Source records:
=== Section Start ===

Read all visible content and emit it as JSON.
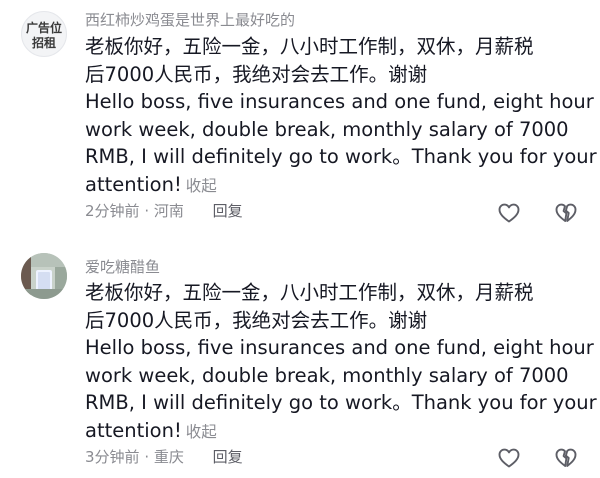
{
  "comments": [
    {
      "avatar_text_line1": "广告位",
      "avatar_text_line2": "招租",
      "username": "西红柿炒鸡蛋是世界上最好吃的",
      "body_lines": [
        "老板你好，五险一金，八小时工作制，双休，月薪税",
        "后7000人民币，我绝对会去工作。谢谢",
        "Hello boss, five insurances and one fund, eight hour",
        "work week, double break, monthly salary of 7000",
        "RMB, I will definitely go to work。Thank you for your",
        "attention!"
      ],
      "collapse_label": "收起",
      "time": "2分钟前",
      "location": "河南",
      "reply_label": "回复"
    },
    {
      "username": "爱吃糖醋鱼",
      "body_lines": [
        "老板你好，五险一金，八小时工作制，双休，月薪税",
        "后7000人民币，我绝对会去工作。谢谢",
        "Hello boss, five insurances and one fund, eight hour",
        "work week, double break, monthly salary of 7000",
        "RMB, I will definitely go to work。Thank you for your",
        "attention!"
      ],
      "collapse_label": "收起",
      "time": "3分钟前",
      "location": "重庆",
      "reply_label": "回复"
    }
  ],
  "meta_separator": " · ",
  "icons": {
    "like": "heart-outline-icon",
    "dislike": "broken-heart-outline-icon"
  },
  "colors": {
    "text": "#161823",
    "secondary": "#8a8b91",
    "reply": "#5d5e66"
  }
}
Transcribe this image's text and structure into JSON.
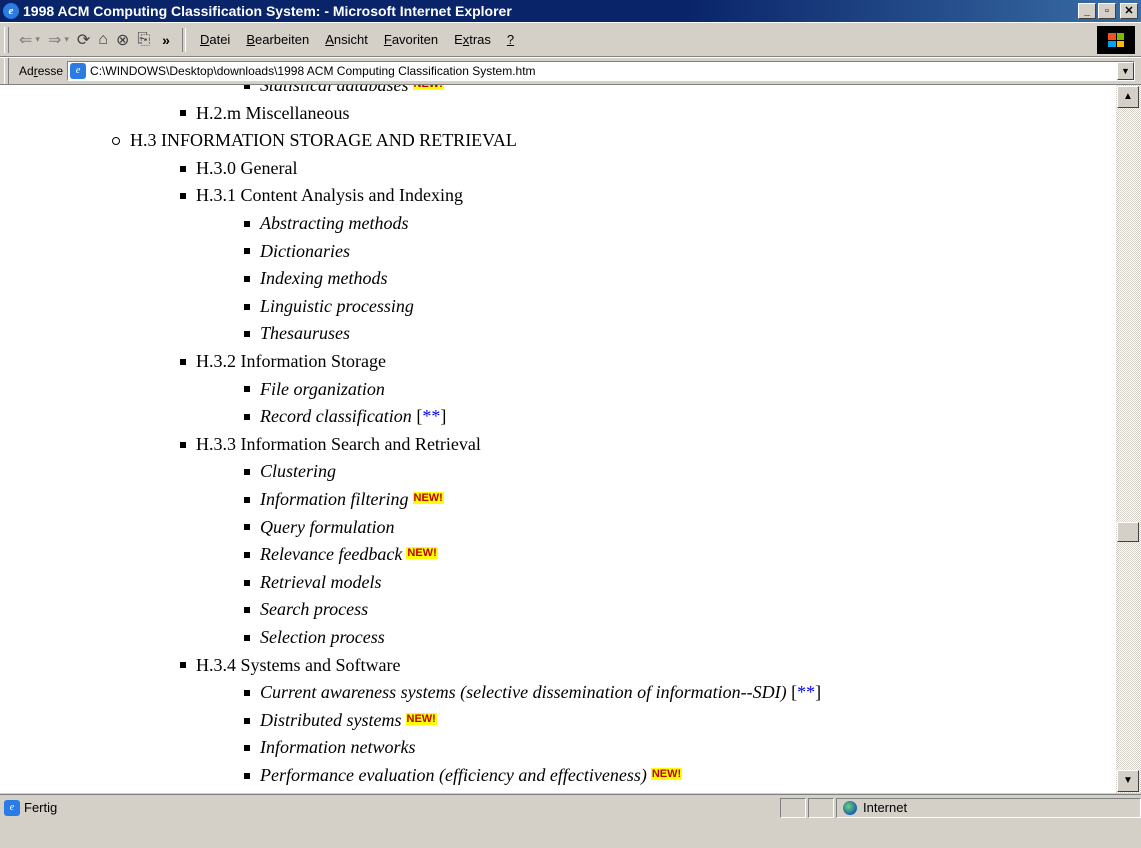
{
  "window": {
    "title": "1998 ACM Computing Classification System: - Microsoft Internet Explorer",
    "minimize": "_",
    "maximize": "▫",
    "close": "✕"
  },
  "toolbar": {
    "chevron": "»",
    "menu": [
      "Datei",
      "Bearbeiten",
      "Ansicht",
      "Favoriten",
      "Extras",
      "?"
    ],
    "menu_access": [
      "D",
      "B",
      "A",
      "F",
      "x",
      "?"
    ]
  },
  "address": {
    "label": "Adresse",
    "url": "C:\\WINDOWS\\Desktop\\downloads\\1998 ACM Computing Classification System.htm"
  },
  "content": {
    "new_badge": "NEW!",
    "lines": [
      {
        "level": 3,
        "text": "Statistical databases",
        "italic": true,
        "new": true,
        "partial": true
      },
      {
        "level": 2,
        "text": "H.2.m Miscellaneous"
      },
      {
        "level": 1,
        "text": "H.3 INFORMATION STORAGE AND RETRIEVAL"
      },
      {
        "level": 2,
        "text": "H.3.0 General"
      },
      {
        "level": 2,
        "text": "H.3.1 Content Analysis and Indexing"
      },
      {
        "level": 3,
        "text": "Abstracting methods",
        "italic": true
      },
      {
        "level": 3,
        "text": "Dictionaries",
        "italic": true
      },
      {
        "level": 3,
        "text": "Indexing methods",
        "italic": true
      },
      {
        "level": 3,
        "text": "Linguistic processing",
        "italic": true
      },
      {
        "level": 3,
        "text": "Thesauruses",
        "italic": true
      },
      {
        "level": 2,
        "text": "H.3.2 Information Storage"
      },
      {
        "level": 3,
        "text": "File organization",
        "italic": true
      },
      {
        "level": 3,
        "text": "Record classification",
        "italic": true,
        "ref": "**"
      },
      {
        "level": 2,
        "text": "H.3.3 Information Search and Retrieval"
      },
      {
        "level": 3,
        "text": "Clustering",
        "italic": true
      },
      {
        "level": 3,
        "text": "Information filtering",
        "italic": true,
        "new": true
      },
      {
        "level": 3,
        "text": "Query formulation",
        "italic": true
      },
      {
        "level": 3,
        "text": "Relevance feedback",
        "italic": true,
        "new": true
      },
      {
        "level": 3,
        "text": "Retrieval models",
        "italic": true
      },
      {
        "level": 3,
        "text": "Search process",
        "italic": true
      },
      {
        "level": 3,
        "text": "Selection process",
        "italic": true
      },
      {
        "level": 2,
        "text": "H.3.4 Systems and Software"
      },
      {
        "level": 3,
        "text": "Current awareness systems (selective dissemination of information--SDI)",
        "italic": true,
        "ref": "**"
      },
      {
        "level": 3,
        "text": "Distributed systems",
        "italic": true,
        "new": true
      },
      {
        "level": 3,
        "text": "Information networks",
        "italic": true
      },
      {
        "level": 3,
        "text": "Performance evaluation (efficiency and effectiveness)",
        "italic": true,
        "new": true,
        "partial": true
      }
    ]
  },
  "status": {
    "text": "Fertig",
    "zone": "Internet"
  }
}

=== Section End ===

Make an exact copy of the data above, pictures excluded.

■ PROBLEM SOLUTION ■
Read all visible content and emit it as JSON.
{
  "comments": [
    {
      "avatar_text_line1": "广告位",
      "avatar_text_line2": "招租",
      "username": "西红柿炒鸡蛋是世界上最好吃的",
      "body_lines": [
        "老板你好，五险一金，八小时工作制，双休，月薪税",
        "后7000人民币，我绝对会去工作。谢谢",
        "Hello boss, five insurances and one fund, eight hour",
        "work week, double break, monthly salary of 7000",
        "RMB, I will definitely go to work。Thank you for your",
        "attention!"
      ],
      "collapse_label": "收起",
      "time": "2分钟前",
      "location": "河南",
      "reply_label": "回复"
    },
    {
      "username": "爱吃糖醋鱼",
      "body_lines": [
        "老板你好，五险一金，八小时工作制，双休，月薪税",
        "后7000人民币，我绝对会去工作。谢谢",
        "Hello boss, five insurances and one fund, eight hour",
        "work week, double break, monthly salary of 7000",
        "RMB, I will definitely go to work。Thank you for your",
        "attention!"
      ],
      "collapse_label": "收起",
      "time": "3分钟前",
      "location": "重庆",
      "reply_label": "回复"
    }
  ],
  "meta_separator": " · ",
  "icons": {
    "like": "heart-outline-icon",
    "dislike": "broken-heart-outline-icon"
  },
  "colors": {
    "text": "#161823",
    "secondary": "#8a8b91",
    "reply": "#5d5e66"
  }
}
Transcribe this image's text and structure into JSON.
{
  "window": {
    "title": "1998 ACM Computing Classification System: - Microsoft Internet Explorer",
    "minimize": "_",
    "maximize": "▫",
    "close": "✕"
  },
  "toolbar": {
    "chevron": "»",
    "menu": [
      "Datei",
      "Bearbeiten",
      "Ansicht",
      "Favoriten",
      "Extras",
      "?"
    ],
    "menu_access": [
      "D",
      "B",
      "A",
      "F",
      "x",
      "?"
    ]
  },
  "address": {
    "label": "Adresse",
    "url": "C:\\WINDOWS\\Desktop\\downloads\\1998 ACM Computing Classification System.htm"
  },
  "content": {
    "new_badge": "NEW!",
    "lines": [
      {
        "level": 3,
        "text": "Statistical databases",
        "italic": true,
        "new": true,
        "partial": true
      },
      {
        "level": 2,
        "text": "H.2.m Miscellaneous"
      },
      {
        "level": 1,
        "text": "H.3 INFORMATION STORAGE AND RETRIEVAL"
      },
      {
        "level": 2,
        "text": "H.3.0 General"
      },
      {
        "level": 2,
        "text": "H.3.1 Content Analysis and Indexing"
      },
      {
        "level": 3,
        "text": "Abstracting methods",
        "italic": true
      },
      {
        "level": 3,
        "text": "Dictionaries",
        "italic": true
      },
      {
        "level": 3,
        "text": "Indexing methods",
        "italic": true
      },
      {
        "level": 3,
        "text": "Linguistic processing",
        "italic": true
      },
      {
        "level": 3,
        "text": "Thesauruses",
        "italic": true
      },
      {
        "level": 2,
        "text": "H.3.2 Information Storage"
      },
      {
        "level": 3,
        "text": "File organization",
        "italic": true
      },
      {
        "level": 3,
        "text": "Record classification",
        "italic": true,
        "ref": "**"
      },
      {
        "level": 2,
        "text": "H.3.3 Information Search and Retrieval"
      },
      {
        "level": 3,
        "text": "Clustering",
        "italic": true
      },
      {
        "level": 3,
        "text": "Information filtering",
        "italic": true,
        "new": true
      },
      {
        "level": 3,
        "text": "Query formulation",
        "italic": true
      },
      {
        "level": 3,
        "text": "Relevance feedback",
        "italic": true,
        "new": true
      },
      {
        "level": 3,
        "text": "Retrieval models",
        "italic": true
      },
      {
        "level": 3,
        "text": "Search process",
        "italic": true
      },
      {
        "level": 3,
        "text": "Selection process",
        "italic": true
      },
      {
        "level": 2,
        "text": "H.3.4 Systems and Software"
      },
      {
        "level": 3,
        "text": "Current awareness systems (selective dissemination of information--SDI)",
        "italic": true,
        "ref": "**"
      },
      {
        "level": 3,
        "text": "Distributed systems",
        "italic": true,
        "new": true
      },
      {
        "level": 3,
        "text": "Information networks",
        "italic": true
      },
      {
        "level": 3,
        "text": "Performance evaluation (efficiency and effectiveness)",
        "italic": true,
        "new": true,
        "partial": true
      }
    ]
  },
  "status": {
    "text": "Fertig",
    "zone": "Internet"
  }
}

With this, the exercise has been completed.